What needs to be done: Among the entries, find the lines with the string "искусств" and report them.

Collected data
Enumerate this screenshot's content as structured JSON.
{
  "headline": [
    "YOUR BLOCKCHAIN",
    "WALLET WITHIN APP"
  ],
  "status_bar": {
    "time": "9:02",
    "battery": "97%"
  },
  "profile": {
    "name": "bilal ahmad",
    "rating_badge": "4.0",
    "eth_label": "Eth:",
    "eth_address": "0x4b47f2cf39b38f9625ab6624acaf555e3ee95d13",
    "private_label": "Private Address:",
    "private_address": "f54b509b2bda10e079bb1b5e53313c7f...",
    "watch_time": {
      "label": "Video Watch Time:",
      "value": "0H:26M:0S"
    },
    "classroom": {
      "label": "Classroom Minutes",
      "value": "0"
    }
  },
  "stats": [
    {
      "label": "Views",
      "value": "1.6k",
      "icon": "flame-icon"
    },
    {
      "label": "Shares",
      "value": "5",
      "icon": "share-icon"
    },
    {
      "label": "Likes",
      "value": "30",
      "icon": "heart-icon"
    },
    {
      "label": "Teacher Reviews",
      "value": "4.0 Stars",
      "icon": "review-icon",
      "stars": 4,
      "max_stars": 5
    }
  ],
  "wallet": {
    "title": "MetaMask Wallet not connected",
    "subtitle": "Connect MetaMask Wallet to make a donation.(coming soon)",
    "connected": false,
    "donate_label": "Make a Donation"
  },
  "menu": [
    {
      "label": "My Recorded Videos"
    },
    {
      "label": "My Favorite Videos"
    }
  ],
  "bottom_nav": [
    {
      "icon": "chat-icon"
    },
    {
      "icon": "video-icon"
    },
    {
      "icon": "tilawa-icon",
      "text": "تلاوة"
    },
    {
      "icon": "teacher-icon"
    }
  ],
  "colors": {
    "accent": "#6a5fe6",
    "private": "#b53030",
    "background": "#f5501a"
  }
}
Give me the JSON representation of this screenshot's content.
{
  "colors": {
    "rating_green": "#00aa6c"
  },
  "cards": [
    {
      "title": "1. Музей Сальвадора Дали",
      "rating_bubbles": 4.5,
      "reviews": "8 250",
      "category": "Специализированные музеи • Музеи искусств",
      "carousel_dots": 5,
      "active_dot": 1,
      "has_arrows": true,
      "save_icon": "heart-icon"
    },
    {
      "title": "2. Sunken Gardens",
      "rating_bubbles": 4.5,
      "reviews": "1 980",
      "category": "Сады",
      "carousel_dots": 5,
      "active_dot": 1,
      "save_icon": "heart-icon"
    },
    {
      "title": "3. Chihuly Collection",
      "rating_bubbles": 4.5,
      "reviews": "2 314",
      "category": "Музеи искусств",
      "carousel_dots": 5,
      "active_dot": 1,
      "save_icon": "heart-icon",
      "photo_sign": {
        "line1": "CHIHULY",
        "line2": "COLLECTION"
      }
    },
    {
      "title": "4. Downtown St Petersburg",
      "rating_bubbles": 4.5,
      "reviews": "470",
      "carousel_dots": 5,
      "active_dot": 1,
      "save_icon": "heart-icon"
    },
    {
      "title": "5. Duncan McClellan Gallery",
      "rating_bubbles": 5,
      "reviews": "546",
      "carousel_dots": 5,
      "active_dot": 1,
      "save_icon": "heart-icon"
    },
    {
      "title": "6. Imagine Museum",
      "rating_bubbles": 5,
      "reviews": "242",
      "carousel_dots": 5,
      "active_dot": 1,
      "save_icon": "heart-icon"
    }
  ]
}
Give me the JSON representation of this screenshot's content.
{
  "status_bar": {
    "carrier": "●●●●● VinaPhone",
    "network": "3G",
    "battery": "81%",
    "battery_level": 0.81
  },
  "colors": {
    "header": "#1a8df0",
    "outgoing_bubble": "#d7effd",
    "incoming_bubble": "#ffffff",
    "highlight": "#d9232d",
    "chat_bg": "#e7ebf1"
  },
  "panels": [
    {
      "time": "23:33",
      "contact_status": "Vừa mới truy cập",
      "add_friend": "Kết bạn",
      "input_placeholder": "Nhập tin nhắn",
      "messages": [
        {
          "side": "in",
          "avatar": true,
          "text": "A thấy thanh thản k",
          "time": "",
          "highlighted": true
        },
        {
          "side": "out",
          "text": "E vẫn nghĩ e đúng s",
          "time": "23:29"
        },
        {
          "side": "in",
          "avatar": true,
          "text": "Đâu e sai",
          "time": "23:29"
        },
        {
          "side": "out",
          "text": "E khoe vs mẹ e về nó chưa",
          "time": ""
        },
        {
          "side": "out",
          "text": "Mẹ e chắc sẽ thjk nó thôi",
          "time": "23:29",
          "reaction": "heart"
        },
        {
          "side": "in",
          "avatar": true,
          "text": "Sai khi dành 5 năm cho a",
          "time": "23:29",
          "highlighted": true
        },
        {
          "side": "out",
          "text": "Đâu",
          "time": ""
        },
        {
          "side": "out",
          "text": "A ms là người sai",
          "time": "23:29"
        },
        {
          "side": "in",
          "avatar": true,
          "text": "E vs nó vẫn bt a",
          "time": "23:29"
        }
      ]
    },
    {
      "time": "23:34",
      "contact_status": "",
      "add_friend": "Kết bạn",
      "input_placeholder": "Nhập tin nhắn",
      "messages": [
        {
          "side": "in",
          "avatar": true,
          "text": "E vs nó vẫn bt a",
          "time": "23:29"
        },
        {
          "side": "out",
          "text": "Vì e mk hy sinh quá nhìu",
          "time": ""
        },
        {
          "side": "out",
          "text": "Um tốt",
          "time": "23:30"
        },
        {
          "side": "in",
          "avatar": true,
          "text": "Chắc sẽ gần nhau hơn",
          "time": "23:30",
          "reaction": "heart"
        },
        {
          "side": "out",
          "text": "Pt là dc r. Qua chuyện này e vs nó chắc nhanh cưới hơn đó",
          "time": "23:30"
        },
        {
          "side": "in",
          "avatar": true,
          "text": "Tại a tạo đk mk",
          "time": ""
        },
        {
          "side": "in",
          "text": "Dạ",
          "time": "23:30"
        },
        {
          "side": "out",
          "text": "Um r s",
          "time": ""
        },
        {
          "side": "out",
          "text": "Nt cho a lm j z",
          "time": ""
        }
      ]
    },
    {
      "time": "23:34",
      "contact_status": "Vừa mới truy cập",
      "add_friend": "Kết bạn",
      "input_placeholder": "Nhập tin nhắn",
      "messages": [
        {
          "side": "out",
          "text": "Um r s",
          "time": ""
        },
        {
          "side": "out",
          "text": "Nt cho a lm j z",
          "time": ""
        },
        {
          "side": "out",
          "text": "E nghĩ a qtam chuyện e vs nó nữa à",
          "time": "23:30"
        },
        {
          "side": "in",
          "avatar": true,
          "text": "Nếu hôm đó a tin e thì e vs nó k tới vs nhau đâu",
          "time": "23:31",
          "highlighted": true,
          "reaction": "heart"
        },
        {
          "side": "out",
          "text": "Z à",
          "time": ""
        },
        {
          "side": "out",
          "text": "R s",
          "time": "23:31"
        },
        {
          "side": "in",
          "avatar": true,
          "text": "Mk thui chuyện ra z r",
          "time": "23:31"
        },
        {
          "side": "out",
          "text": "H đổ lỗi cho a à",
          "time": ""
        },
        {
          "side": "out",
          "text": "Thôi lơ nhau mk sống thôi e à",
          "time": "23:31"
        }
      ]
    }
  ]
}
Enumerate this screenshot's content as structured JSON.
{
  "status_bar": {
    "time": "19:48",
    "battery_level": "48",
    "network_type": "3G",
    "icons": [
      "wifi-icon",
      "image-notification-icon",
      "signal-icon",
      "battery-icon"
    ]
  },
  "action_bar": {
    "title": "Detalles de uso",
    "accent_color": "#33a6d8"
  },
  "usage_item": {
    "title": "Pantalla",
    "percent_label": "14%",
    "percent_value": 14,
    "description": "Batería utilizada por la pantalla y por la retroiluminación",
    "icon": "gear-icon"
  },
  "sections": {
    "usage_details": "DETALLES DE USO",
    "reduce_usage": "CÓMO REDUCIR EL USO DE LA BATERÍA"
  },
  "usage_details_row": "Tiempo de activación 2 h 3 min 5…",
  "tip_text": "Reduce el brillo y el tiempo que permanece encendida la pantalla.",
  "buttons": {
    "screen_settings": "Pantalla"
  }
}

Your solution:
      "category": "Специализированные музеи • Музеи искусств",
      "category": "Музеи искусств",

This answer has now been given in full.